|International Classification||F16D66/02, F16D65/14, F16D65/56|
|Cooperative Classification||F16D2125/26, F16D66/026, F16D65/568, F16D66/025|
|European Classification||F16D65/56D2, F16D66/02B4, F16D66/02B2D|
|Mar 12, 1997||AS||Assignment|
Owner name: PERROT BREMSEN GMBH, GERMANY
Free format text: ASSIGNMENT OF ASSIGNORS INTEREST;ASSIGNORS:STRASS, WILFRIED;JAGER, HELLMUT;HAAS, GERHARD;AND OTHERS;REEL/FRAME:008394/0978
Effective date: 19970110
|May 29, 2002||FPAY||Fee payment|
Year of fee payment: 4
|Jul 5, 2006||REMI||Maintenance fee reminder mailed|

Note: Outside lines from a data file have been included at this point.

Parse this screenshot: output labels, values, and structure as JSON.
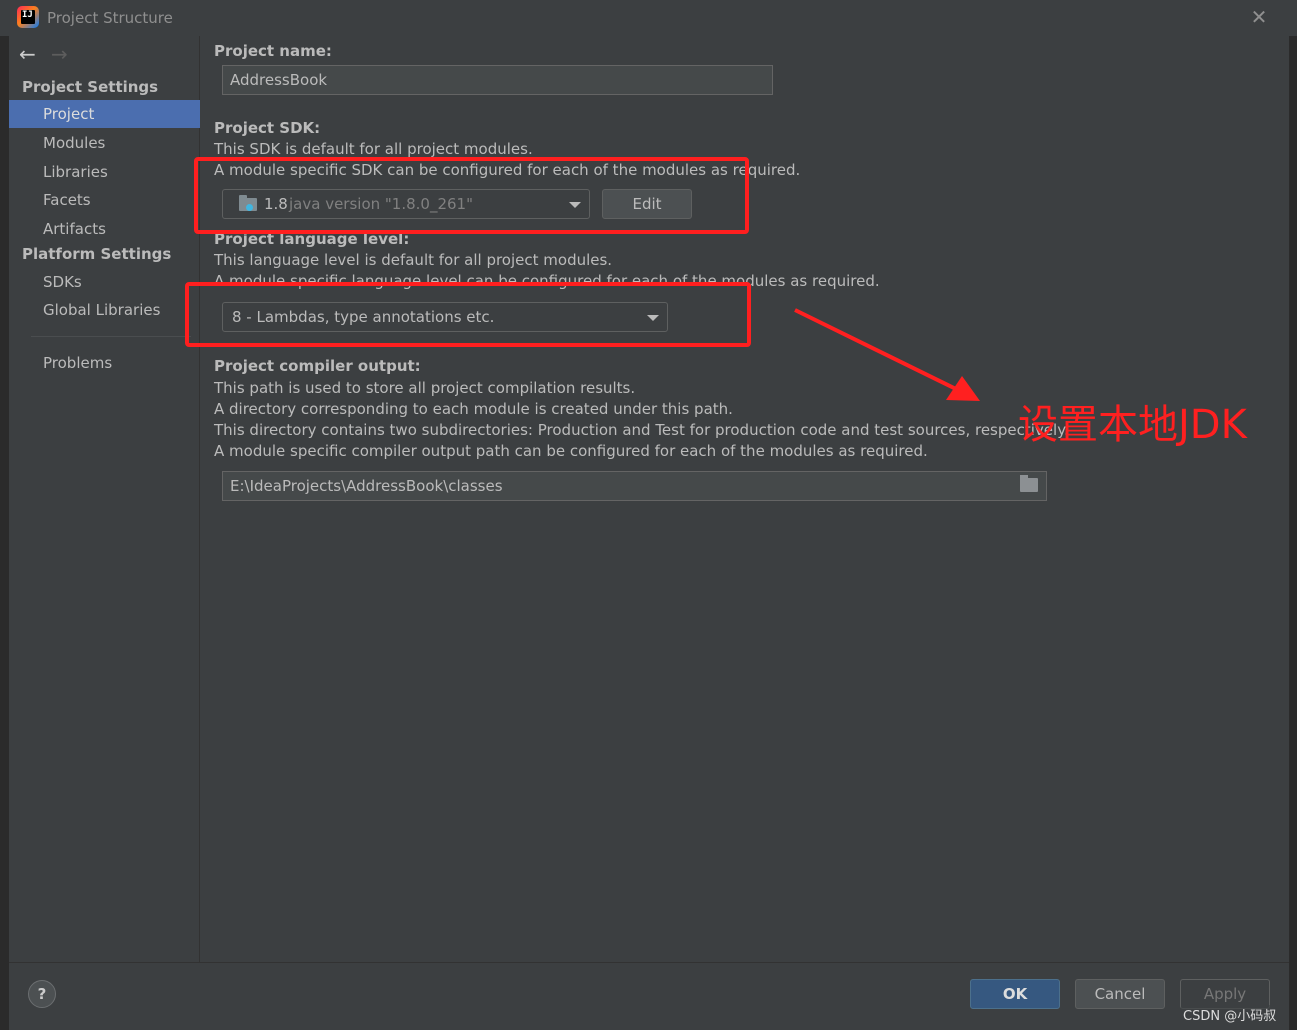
{
  "window": {
    "title": "Project Structure",
    "app_icon_text": "IJ"
  },
  "sidebar": {
    "sections": [
      {
        "header": "Project Settings",
        "items": [
          "Project",
          "Modules",
          "Libraries",
          "Facets",
          "Artifacts"
        ]
      },
      {
        "header": "Platform Settings",
        "items": [
          "SDKs",
          "Global Libraries"
        ]
      }
    ],
    "problems": "Problems",
    "selected": "Project"
  },
  "project_name": {
    "label": "Project name:",
    "value": "AddressBook"
  },
  "project_sdk": {
    "label": "Project SDK:",
    "desc1": "This SDK is default for all project modules.",
    "desc2": "A module specific SDK can be configured for each of the modules as required.",
    "sdk_version": "1.8",
    "sdk_detail": "java version \"1.8.0_261\"",
    "edit_label": "Edit"
  },
  "language_level": {
    "label": "Project language level:",
    "desc1": "This language level is default for all project modules.",
    "desc2": "A module specific language level can be configured for each of the modules as required.",
    "value": "8 - Lambdas, type annotations etc."
  },
  "compiler_output": {
    "label": "Project compiler output:",
    "desc1": "This path is used to store all project compilation results.",
    "desc2": "A directory corresponding to each module is created under this path.",
    "desc3": "This directory contains two subdirectories: Production and Test for production code and test sources, respectively.",
    "desc4": "A module specific compiler output path can be configured for each of the modules as required.",
    "path": "E:\\IdeaProjects\\AddressBook\\classes"
  },
  "footer": {
    "help": "?",
    "ok": "OK",
    "cancel": "Cancel",
    "apply": "Apply",
    "watermark": "CSDN @小码叔"
  },
  "annotation": {
    "text": "设置本地JDK",
    "color": "#ff2020"
  },
  "colors": {
    "selection": "#4b6eaf",
    "background": "#3c3f41",
    "ok_button": "#365880",
    "highlight_box": "#ff1f1f"
  }
}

|Dec 15, 2006||LAPS||Lapse for failure to pay maintenance fees|
|Feb 13, 2007||FP||Expired due to failure to pay maintenance fee|
Effective date: 20061215